** What is required **
Please return the listing exactly as it stands, skipping any pictures.

** Extracted information **
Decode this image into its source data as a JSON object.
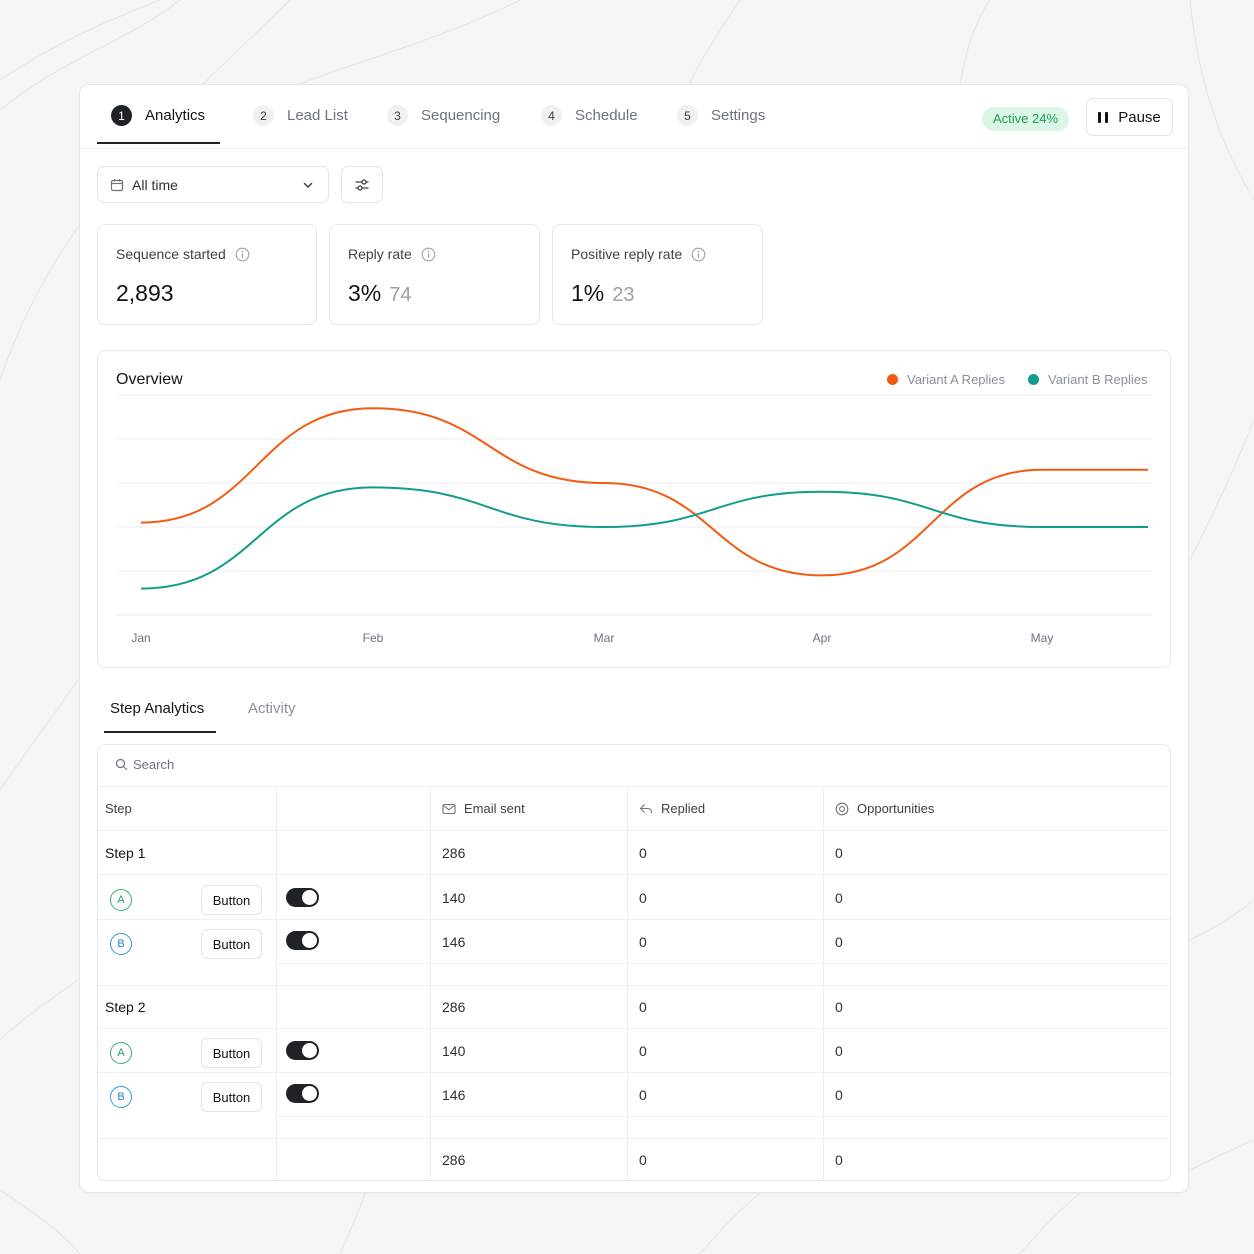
{
  "tabs": [
    {
      "num": "1",
      "label": "Analytics",
      "active": true
    },
    {
      "num": "2",
      "label": "Lead List",
      "active": false
    },
    {
      "num": "3",
      "label": "Sequencing",
      "active": false
    },
    {
      "num": "4",
      "label": "Schedule",
      "active": false
    },
    {
      "num": "5",
      "label": "Settings",
      "active": false
    }
  ],
  "status_badge": "Active 24%",
  "pause_label": "Pause",
  "date_filter": {
    "value": "All time"
  },
  "stats": [
    {
      "label": "Sequence started",
      "value": "2,893",
      "sub": ""
    },
    {
      "label": "Reply rate",
      "value": "3%",
      "sub": "74"
    },
    {
      "label": "Positive reply rate",
      "value": "1%",
      "sub": "23"
    }
  ],
  "overview": {
    "title": "Overview",
    "colors": {
      "variant_a": "#f25c12",
      "variant_b": "#129c8c"
    }
  },
  "chart_data": {
    "type": "line",
    "title": "Overview",
    "x": [
      "Jan",
      "Feb",
      "Mar",
      "Apr",
      "May"
    ],
    "series": [
      {
        "name": "Variant A Replies",
        "values": [
          2.1,
          4.7,
          3.0,
          0.9,
          3.3
        ]
      },
      {
        "name": "Variant B Replies",
        "values": [
          0.6,
          2.9,
          2.0,
          2.8,
          2.0
        ]
      }
    ],
    "ylim": [
      0,
      5
    ],
    "grid": true,
    "legend": "top-right"
  },
  "subtabs": {
    "step_analytics": "Step Analytics",
    "activity": "Activity"
  },
  "table": {
    "search_placeholder": "Search",
    "headers": {
      "step": "Step",
      "email_sent": "Email sent",
      "replied": "Replied",
      "opportunities": "Opportunities"
    },
    "steps": [
      {
        "name": "Step 1",
        "email_sent": "286",
        "replied": "0",
        "opportunities": "0",
        "variants": [
          {
            "letter": "A",
            "button": "Button",
            "email_sent": "140",
            "replied": "0",
            "opportunities": "0"
          },
          {
            "letter": "B",
            "button": "Button",
            "email_sent": "146",
            "replied": "0",
            "opportunities": "0"
          }
        ]
      },
      {
        "name": "Step 2",
        "email_sent": "286",
        "replied": "0",
        "opportunities": "0",
        "variants": [
          {
            "letter": "A",
            "button": "Button",
            "email_sent": "140",
            "replied": "0",
            "opportunities": "0"
          },
          {
            "letter": "B",
            "button": "Button",
            "email_sent": "146",
            "replied": "0",
            "opportunities": "0"
          }
        ]
      }
    ],
    "total": {
      "email_sent": "286",
      "replied": "0",
      "opportunities": "0"
    }
  }
}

** Expected answer **
Decode this image into its source data as a JSON object.
{
  "tabs": [
    {
      "num": "1",
      "label": "Analytics",
      "active": true
    },
    {
      "num": "2",
      "label": "Lead List",
      "active": false
    },
    {
      "num": "3",
      "label": "Sequencing",
      "active": false
    },
    {
      "num": "4",
      "label": "Schedule",
      "active": false
    },
    {
      "num": "5",
      "label": "Settings",
      "active": false
    }
  ],
  "status_badge": "Active 24%",
  "pause_label": "Pause",
  "date_filter": {
    "value": "All time"
  },
  "stats": [
    {
      "label": "Sequence started",
      "value": "2,893",
      "sub": ""
    },
    {
      "label": "Reply rate",
      "value": "3%",
      "sub": "74"
    },
    {
      "label": "Positive reply rate",
      "value": "1%",
      "sub": "23"
    }
  ],
  "overview": {
    "title": "Overview",
    "colors": {
      "variant_a": "#f25c12",
      "variant_b": "#129c8c"
    }
  },
  "chart_data": {
    "type": "line",
    "title": "Overview",
    "x": [
      "Jan",
      "Feb",
      "Mar",
      "Apr",
      "May"
    ],
    "series": [
      {
        "name": "Variant A Replies",
        "values": [
          2.1,
          4.7,
          3.0,
          0.9,
          3.3
        ]
      },
      {
        "name": "Variant B Replies",
        "values": [
          0.6,
          2.9,
          2.0,
          2.8,
          2.0
        ]
      }
    ],
    "ylim": [
      0,
      5
    ],
    "grid": true,
    "legend": "top-right"
  },
  "subtabs": {
    "step_analytics": "Step Analytics",
    "activity": "Activity"
  },
  "table": {
    "search_placeholder": "Search",
    "headers": {
      "step": "Step",
      "email_sent": "Email sent",
      "replied": "Replied",
      "opportunities": "Opportunities"
    },
    "steps": [
      {
        "name": "Step 1",
        "email_sent": "286",
        "replied": "0",
        "opportunities": "0",
        "variants": [
          {
            "letter": "A",
            "button": "Button",
            "email_sent": "140",
            "replied": "0",
            "opportunities": "0"
          },
          {
            "letter": "B",
            "button": "Button",
            "email_sent": "146",
            "replied": "0",
            "opportunities": "0"
          }
        ]
      },
      {
        "name": "Step 2",
        "email_sent": "286",
        "replied": "0",
        "opportunities": "0",
        "variants": [
          {
            "letter": "A",
            "button": "Button",
            "email_sent": "140",
            "replied": "0",
            "opportunities": "0"
          },
          {
            "letter": "B",
            "button": "Button",
            "email_sent": "146",
            "replied": "0",
            "opportunities": "0"
          }
        ]
      }
    ],
    "total": {
      "email_sent": "286",
      "replied": "0",
      "opportunities": "0"
    }
  }
}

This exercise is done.